Many professors are worried prospective students and faculty will be put off by UR’s handling of the sexual harassment claims against their colleague T. Florian Jaeger.
“It affects many of us, if not most of us,” said Harry Reis, a psychology professor. “It affects the outside perception of the University as well. It affects how alumni feel about the institution. It affects students who might not apply to come here. It affects our ability to recruit the best faculty.”
The concerns arise as the University begins its fall recruitment efforts, which include Research Rochester days, UR’s Multicultural Visitation Program, and overnight opportunities for high school seniors. These programs are in addition to the over 50 listed days when prospective students can attend information sessions, take campus tours, and get admissions interviews.
Professors are not alone in their concern that undergraduate recruitment could be affected.
In an email sent to members of the Meridian Society obtained by the Campus Times, Associate Director of Campus Programs Andre McKenzie shared a message from Dean of Admissions Jonathan Burdick encouraging tour guides to respond to questions by acknowledging the issue of sexual harassment but also pointing out that the Jaeger case is directed at “one professor among UR’s thousands of professors.”

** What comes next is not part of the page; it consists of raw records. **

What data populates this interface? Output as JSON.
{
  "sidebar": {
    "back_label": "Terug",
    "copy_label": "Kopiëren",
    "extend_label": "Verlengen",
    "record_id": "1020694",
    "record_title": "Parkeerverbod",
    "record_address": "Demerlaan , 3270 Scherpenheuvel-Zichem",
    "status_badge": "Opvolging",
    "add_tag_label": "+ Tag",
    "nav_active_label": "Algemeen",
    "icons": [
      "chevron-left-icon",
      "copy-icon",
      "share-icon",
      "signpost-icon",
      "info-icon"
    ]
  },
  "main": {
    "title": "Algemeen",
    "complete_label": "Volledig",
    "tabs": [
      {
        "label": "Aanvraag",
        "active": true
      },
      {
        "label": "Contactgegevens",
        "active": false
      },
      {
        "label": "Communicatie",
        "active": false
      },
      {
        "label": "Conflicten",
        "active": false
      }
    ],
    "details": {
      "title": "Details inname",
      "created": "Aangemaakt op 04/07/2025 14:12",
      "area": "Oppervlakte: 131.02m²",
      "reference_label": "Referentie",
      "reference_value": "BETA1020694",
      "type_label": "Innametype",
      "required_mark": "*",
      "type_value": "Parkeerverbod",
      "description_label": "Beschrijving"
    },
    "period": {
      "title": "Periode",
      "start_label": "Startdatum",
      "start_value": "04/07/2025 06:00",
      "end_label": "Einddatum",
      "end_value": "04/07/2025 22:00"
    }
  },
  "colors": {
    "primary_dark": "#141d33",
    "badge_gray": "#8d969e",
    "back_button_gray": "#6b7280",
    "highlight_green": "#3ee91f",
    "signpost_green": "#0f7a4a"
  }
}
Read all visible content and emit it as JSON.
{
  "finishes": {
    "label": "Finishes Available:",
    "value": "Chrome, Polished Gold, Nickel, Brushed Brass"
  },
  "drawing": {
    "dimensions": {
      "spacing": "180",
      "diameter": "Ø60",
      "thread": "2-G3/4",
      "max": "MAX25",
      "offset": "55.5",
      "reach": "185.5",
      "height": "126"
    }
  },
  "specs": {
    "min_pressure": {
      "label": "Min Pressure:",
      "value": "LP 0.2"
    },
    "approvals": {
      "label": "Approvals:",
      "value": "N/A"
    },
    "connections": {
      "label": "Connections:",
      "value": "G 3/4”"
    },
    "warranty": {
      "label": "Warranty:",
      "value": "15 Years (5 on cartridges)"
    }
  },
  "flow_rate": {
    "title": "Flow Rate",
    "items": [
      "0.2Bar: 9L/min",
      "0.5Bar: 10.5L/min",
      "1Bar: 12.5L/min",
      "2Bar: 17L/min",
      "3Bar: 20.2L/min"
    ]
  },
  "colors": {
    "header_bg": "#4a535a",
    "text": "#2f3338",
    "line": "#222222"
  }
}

Later on in his message, Burdick said that though the timing of the situation is not ideal, “a serious University community like ours has to embrace controversy and protest as mechanisms for growth.”
English Professor Jeffrey Tucker held a similar opinion to Burdick’s, highlighting to the Campus Times over the phone the importance of activism.
“I think students’ response, particularly in regards to the protest that happened last week, was important,” Tucker said. “Something I’ve spoken about before is the importance of student activism to transform […] a campus. There’s a long history of that in our country, and even here at the University of Rochester. I’m someone who believes that when students see something that needs to be changed or have demands about how the University does its business, it’s important for them to speak out, because they have the potential to make positive changes happen. I think that’s valuable.”
Many professors are also concerned the actions outlined in the federal complaint against UR — the publication of which by Mother Jones revealed the case against Jaeger — will alienate students from their instructors.
“I think another negative thing that could potentially come out of this is — we are afraid that it will create a barrier between the students and faculty, that somehow students think that what has been talked about in that complaint that the environment in BCS is sort of typical or somehow common,” Sina Ghaemmaghami, a biology professor, said. “We’re afraid that that will just keep students from engaging with faculty and seeking their mentorships and working in labs.”
One Brain and Cognitive Sciences professor, who asked to remain anonymous because of his proximity to the parties involved in the complaint, indicated that such a divide is already being seen within the department.
“The department is clearly suffering, in part from the lack of communication between faculty and students which left many students feeling confused and even betrayed,” the professor said in response to an inquiry from the Campus Times.
They added that the department is working on and committed to repairing the trust and communication between faculty and students.
Professors said new policies are needed to help mend the gap.
“The University needs to look at its policies and develop a policy that has more support in the university community,” Reis said. “We need a policy that’s fair to people who have been accused as well as victims, but we also need a policy that engenders a real feeling of confidence that people will be treated fairly and honestly and that students at the University don’t need to worry about the potential of being harassed. And that applies to both male and female students.”
Despite the “Jaeger Effect,” many professors feel that the controversy has created the opportunity for faculty to go above and beyond in their work at UR.
“If there’s a silver lining to this whole thing, [it] is that it has really created a lot of conversation,” Ghaemmaghami said. “People are talking about these issues […] in the hallway. And I think a lot of us are really committed to making sure we go the extra mile and try and build a positive rapport with the students now, and make make sure we provide a positive environment — and not that we didn’t before, but take our roles — our role — as mentors and educators extra-seriously now.”